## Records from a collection

________________________________________

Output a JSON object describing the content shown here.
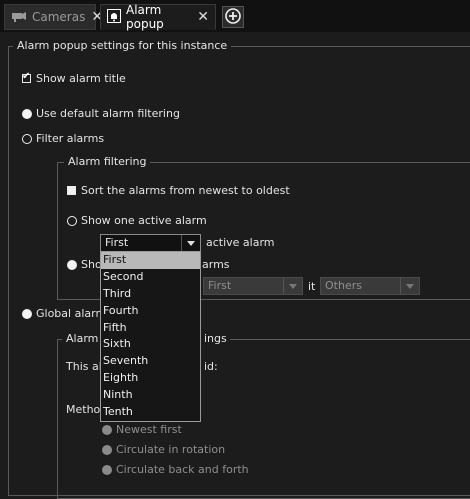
{
  "tabs": [
    {
      "label": "Cameras",
      "icon": "camera-icon",
      "active": false
    },
    {
      "label": "Alarm popup",
      "icon": "bell-icon",
      "active": true
    }
  ],
  "main": {
    "legend": "Alarm popup settings for this instance",
    "show_alarm_title": "Show alarm title",
    "use_default_filtering": "Use default alarm filtering",
    "filter_alarms": "Filter alarms",
    "filtering_group": {
      "legend": "Alarm filtering",
      "sort_newest": "Sort the alarms from newest to oldest",
      "show_one_active": "Show one active alarm",
      "active_alarm_select": "First",
      "active_alarm_suffix": "active alarm",
      "show_partial_prefix": "Sho",
      "show_partial_suffix": "arms",
      "range_from": "First",
      "range_mid": "it",
      "range_to": "Others"
    },
    "global_partial": "Global alarm",
    "global_group": {
      "legend_partial_left": "Alarm",
      "legend_partial_right": "ings",
      "id_partial_left": "This al",
      "id_partial_right": "id:",
      "method_partial": "Metho",
      "options": [
        "Newest first",
        "Circulate in rotation",
        "Circulate back and forth"
      ]
    }
  },
  "dropdown": {
    "options": [
      "First",
      "Second",
      "Third",
      "Fourth",
      "Fifth",
      "Sixth",
      "Seventh",
      "Eighth",
      "Ninth",
      "Tenth"
    ],
    "selected": "First"
  },
  "colors": {
    "background": "#1c1c1c",
    "selected_item": "#b8b8b8",
    "border": "#5a5a5a"
  }
}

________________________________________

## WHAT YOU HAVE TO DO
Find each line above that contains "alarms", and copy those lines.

## RESULT OF THE TASK
    "filter_alarms": "Filter alarms",
      "sort_newest": "Sort the alarms from newest to oldest",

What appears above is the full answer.